Politicians from different levels of government and party stripe continue to debate how to improve Canada’s business risk management programs – but already, producers have lost.
Finger-pointing among elected officials began almost as soon as the latest round of federal-provincial-territorial agriculture minister meetings ended with no consensus on changes to business risk managements (BRM) programming being reached.
The provinces, represented by Ontario’s agriculture minister Ernie Hardemann, rightfully made the point federal minister Marie-Claude Bibeau waited until the final day of the meetings to put an offer on the table to reform business risk management’s biggest irritant and the focal point of reforms, AgriStability.
Considering the parties had spoken more than 20 times, Bibeau did not have to wait so long to make her position clear.
She had previously rejected the province’s offer to have the cost sharing of the programs move from a 60-40 split between federal and provincial coffers to a 90-10 split.
Even in the unprecedented age ushered in by Covid-19, such a drastic shift in how these programs are paid for was never going to happen.
Bibeau can’t escape blame for the lack of reform – as the federal minister, the buck should ultimately stop with her.
As was clear even before the pandemic, Canada’s massive deficit meant Bibeau was more likely to buy time on reforming the programs rather than immediately put up cash.
Now, at least the federal government is willing to make the program easier to access and pay producers more when they do receive an AgriStability pay out – but that change won’t be coming soon, if ever.
There is no deadline for when the provinces are now expected to respond to her proposal.
As it all stands now it is likely the provinces, who have to reach some consensus among themselves before agreeing to anything, are going to reject the federal proposal.
The lines in the sand drawn by Bibeau, like removing the reference margin limit and maintaining 60-40 cost sharing, will continue to be a barrier to concluding any immediate reforms.

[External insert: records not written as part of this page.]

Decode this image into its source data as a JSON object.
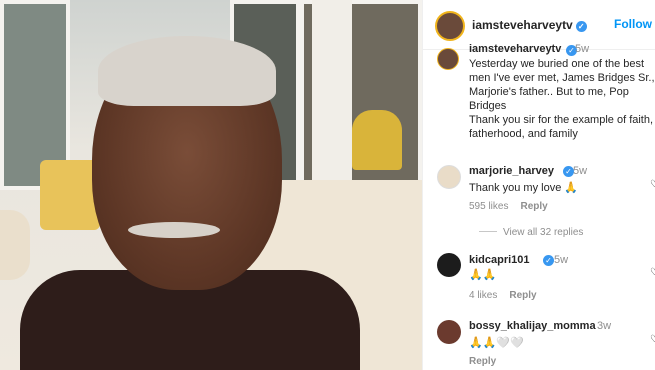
{
  "post": {
    "username": "iamsteveharveytv",
    "follow_label": "Follow",
    "verified_glyph": "✓"
  },
  "caption": {
    "username": "iamsteveharveytv",
    "time": "5w",
    "text_lines": [
      "Yesterday we buried one of the best",
      "men I've ever met, James Bridges Sr.,",
      "Marjorie's father.. But to me, Pop",
      "Bridges",
      "Thank you sir for the example of faith,",
      "fatherhood, and family"
    ]
  },
  "comments": [
    {
      "username": "marjorie_harvey",
      "time": "5w",
      "text": "Thank you my love 🙏",
      "likes": "595 likes",
      "reply_label": "Reply",
      "verified": true
    },
    {
      "username": "kidcapri101",
      "time": "5w",
      "text": "🙏🙏",
      "likes": "4 likes",
      "reply_label": "Reply",
      "verified": true
    },
    {
      "username": "bossy_khalijay_momma",
      "time": "3w",
      "text": "🙏🙏🤍🤍",
      "reply_label": "Reply",
      "verified": false
    }
  ],
  "view_replies": "View all 32 replies",
  "icons": {
    "heart": "heart-outline-icon",
    "verified": "verified-badge-icon"
  },
  "colors": {
    "accent": "#0095f6",
    "verified": "#3897f0",
    "muted": "#8e8e8e",
    "text": "#262626"
  }
}
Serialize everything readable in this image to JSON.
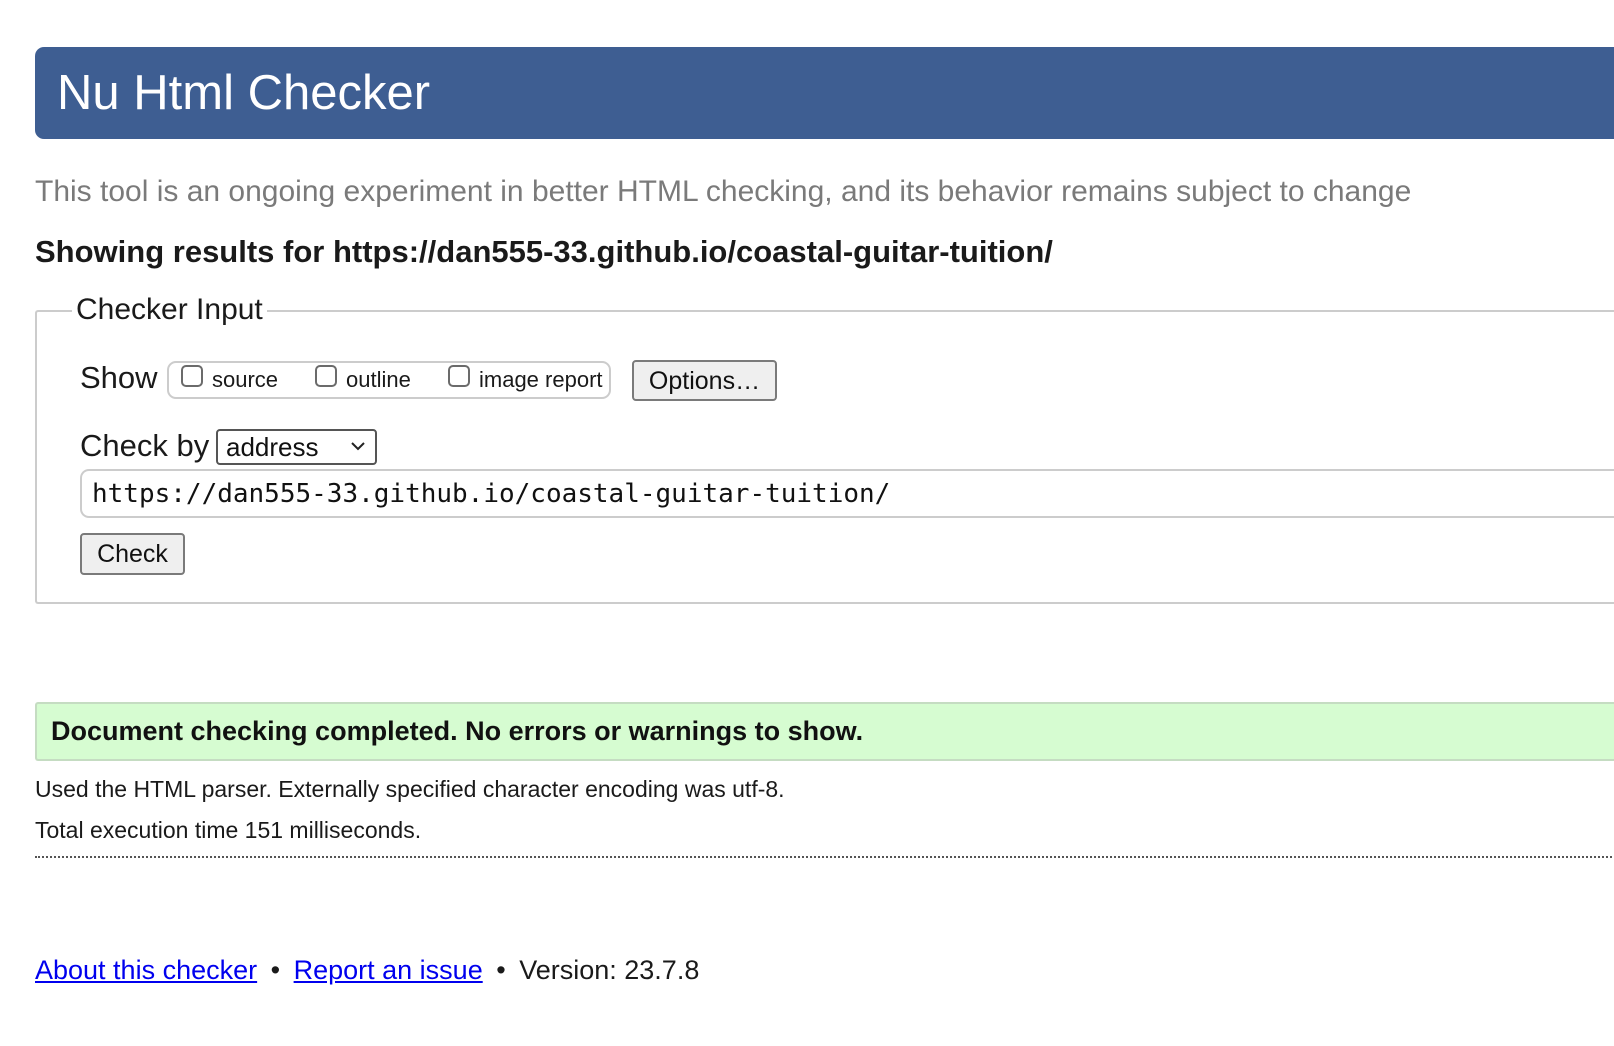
{
  "header": {
    "title": "Nu Html Checker",
    "background_color": "#3e5e92"
  },
  "tagline": "This tool is an ongoing experiment in better HTML checking, and its behavior remains subject to change",
  "results_for": "Showing results for https://dan555-33.github.io/coastal-guitar-tuition/",
  "checker_input": {
    "legend": "Checker Input",
    "show_label": "Show",
    "show_options": [
      {
        "label": "source",
        "checked": false
      },
      {
        "label": "outline",
        "checked": false
      },
      {
        "label": "image report",
        "checked": false
      }
    ],
    "options_button": "Options…",
    "check_by_label": "Check by",
    "check_by_selected": "address",
    "url_value": "https://dan555-33.github.io/coastal-guitar-tuition/",
    "check_button": "Check"
  },
  "result": {
    "message": "Document checking completed. No errors or warnings to show.",
    "background_color": "#d6fcd1",
    "parser_info": "Used the HTML parser. Externally specified character encoding was utf-8.",
    "execution_time": "Total execution time 151 milliseconds."
  },
  "footer": {
    "about_link": "About this checker",
    "separator": "•",
    "report_link": "Report an issue",
    "version": "Version: 23.7.8"
  }
}
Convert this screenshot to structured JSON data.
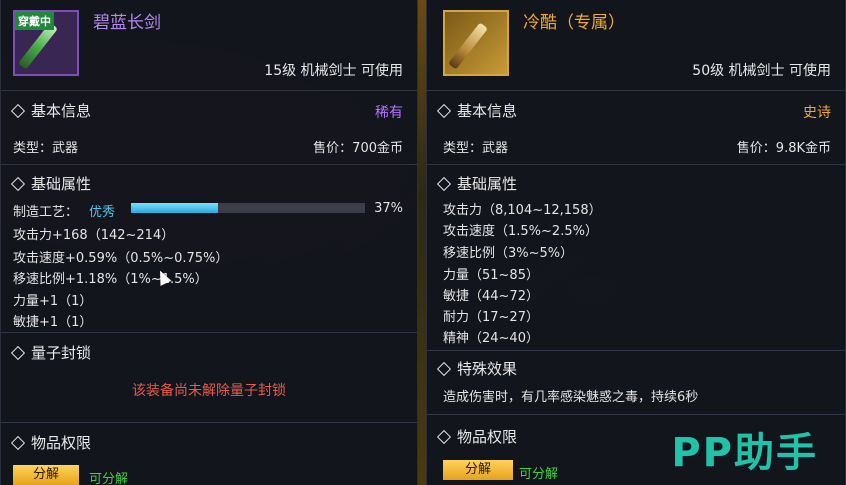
{
  "left": {
    "badge": "穿戴中",
    "name": "碧蓝长剑",
    "requirement": "15级 机械剑士 可使用",
    "basic_info": {
      "title": "基本信息",
      "rarity": "稀有",
      "rarity_color": "#b074ff",
      "type": "类型：武器",
      "price": "售价：700金币"
    },
    "attributes": {
      "title": "基础属性",
      "craft_label": "制造工艺：",
      "craft_quality": "优秀",
      "craft_percent_text": "37%",
      "craft_percent": 37,
      "lines": [
        "攻击力+168（142~214）",
        "攻击速度+0.59%（0.5%~0.75%）",
        "移速比例+1.18%（1%~1.5%）",
        "力量+1（1）",
        "敏捷+1（1）"
      ]
    },
    "quantum": {
      "title": "量子封锁",
      "warning": "该装备尚未解除量子封锁"
    },
    "permission": {
      "title": "物品权限",
      "button": "分解",
      "status": "可分解"
    }
  },
  "right": {
    "name": "冷酷（专属）",
    "requirement": "50级 机械剑士 可使用",
    "basic_info": {
      "title": "基本信息",
      "rarity": "史诗",
      "rarity_color": "#f0a830",
      "type": "类型：武器",
      "price": "售价：9.8K金币"
    },
    "attributes": {
      "title": "基础属性",
      "lines": [
        "攻击力（8,104~12,158）",
        "攻击速度（1.5%~2.5%）",
        "移速比例（3%~5%）",
        "力量（51~85）",
        "敏捷（44~72）",
        "耐力（17~27）",
        "精神（24~40）"
      ]
    },
    "special": {
      "title": "特殊效果",
      "text": "造成伤害时，有几率感染魅惑之毒，持续6秒"
    },
    "permission": {
      "title": "物品权限",
      "button": "分解",
      "status": "可分解"
    }
  },
  "watermark": "PP助手"
}
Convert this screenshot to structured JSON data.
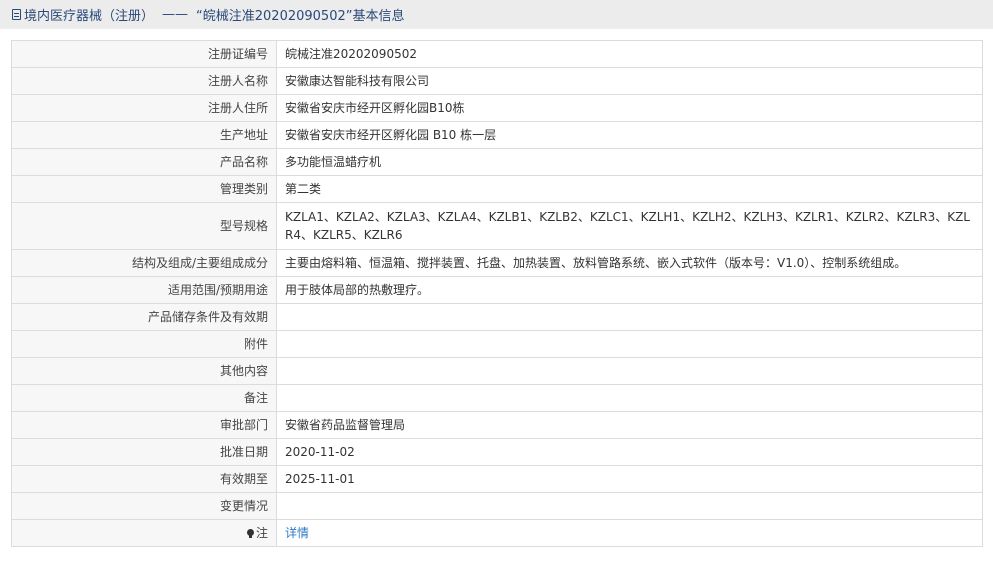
{
  "header": {
    "category": "境内医疗器械（注册）",
    "separator": "——",
    "title": "“皖械注准20202090502”基本信息"
  },
  "rows": [
    {
      "label": "注册证编号",
      "value": "皖械注准20202090502"
    },
    {
      "label": "注册人名称",
      "value": "安徽康达智能科技有限公司"
    },
    {
      "label": "注册人住所",
      "value": "安徽省安庆市经开区孵化园B10栋"
    },
    {
      "label": "生产地址",
      "value": "安徽省安庆市经开区孵化园 B10 栋一层"
    },
    {
      "label": "产品名称",
      "value": "多功能恒温蜡疗机"
    },
    {
      "label": "管理类别",
      "value": "第二类"
    },
    {
      "label": "型号规格",
      "value": "KZLA1、KZLA2、KZLA3、KZLA4、KZLB1、KZLB2、KZLC1、KZLH1、KZLH2、KZLH3、KZLR1、KZLR2、KZLR3、KZLR4、KZLR5、KZLR6"
    },
    {
      "label": "结构及组成/主要组成成分",
      "value": "主要由熔料箱、恒温箱、搅拌装置、托盘、加热装置、放料管路系统、嵌入式软件（版本号：V1.0）、控制系统组成。"
    },
    {
      "label": "适用范围/预期用途",
      "value": "用于肢体局部的热敷理疗。"
    },
    {
      "label": "产品储存条件及有效期",
      "value": ""
    },
    {
      "label": "附件",
      "value": ""
    },
    {
      "label": "其他内容",
      "value": ""
    },
    {
      "label": "备注",
      "value": ""
    },
    {
      "label": "审批部门",
      "value": "安徽省药品监督管理局"
    },
    {
      "label": "批准日期",
      "value": "2020-11-02"
    },
    {
      "label": "有效期至",
      "value": "2025-11-01"
    },
    {
      "label": "变更情况",
      "value": ""
    }
  ],
  "note": {
    "label": "注",
    "icon": "lightbulb-icon",
    "link_text": "详情"
  }
}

Meanwhile, those provinces claiming they can’t pay for the proposed changes given their current fiscal situation should consider doing a more thorough review of their finances.
Manitoba’s agriculture minister says Bibeau’s proposal would cost at least $15 million more a year for his province.
Pre-pandemic, while still combating a deficit, Manitoba increased its agriculture budget by $8 million.
If $15 million is going to make or break the finances of Manitoba, the province has bigger problems. It’s a lot of money, but consider that figure in the context of a province with a $15 billion budget.
Plus, presumably there would be some increased costs associated with designing and launching an entirely new program to replace AgriStability, as Pedersen has suggested doing.
Saskatchewan’s agriculture minister Dave Marit has also raised concern his government will have difficulty paying for changes. Like his colleague in Manitoba, Marit is part of a government fighting a pre-pandemic deficit.
Currently Saskatchewan is using massive federal transfers to boast about reducing the deficit faster than expected (almost 90 per cent of so-called “new” and “unexpected” revenue to Saskatchewan came from Ottawa, according to the province’s latest financial update).
Yet Marit wants the federal government to pay more money for AgriStability while simultaneously his government is sitting on a $260 million “contingency” fund to deal with uncertainty.
Perhaps Marit could consider taking a small portion of that money and directing it to AgriStability.
There’s also the nagging point that money for business risk management needs to be budgeted each year, but is only used when needed.
(On that note: this fiscal year, Saskatchewan reduced its agriculture budget by $205.1 million).
The failings of politicians mean AgriStability likely won’t have any changes until 2023, when many of these very same elected officials will endeavour to make substantive changes to business risk management programs as part of a new federal-provincial-territorial agreement.
Through no failure of their own, producers continue to lose as a result.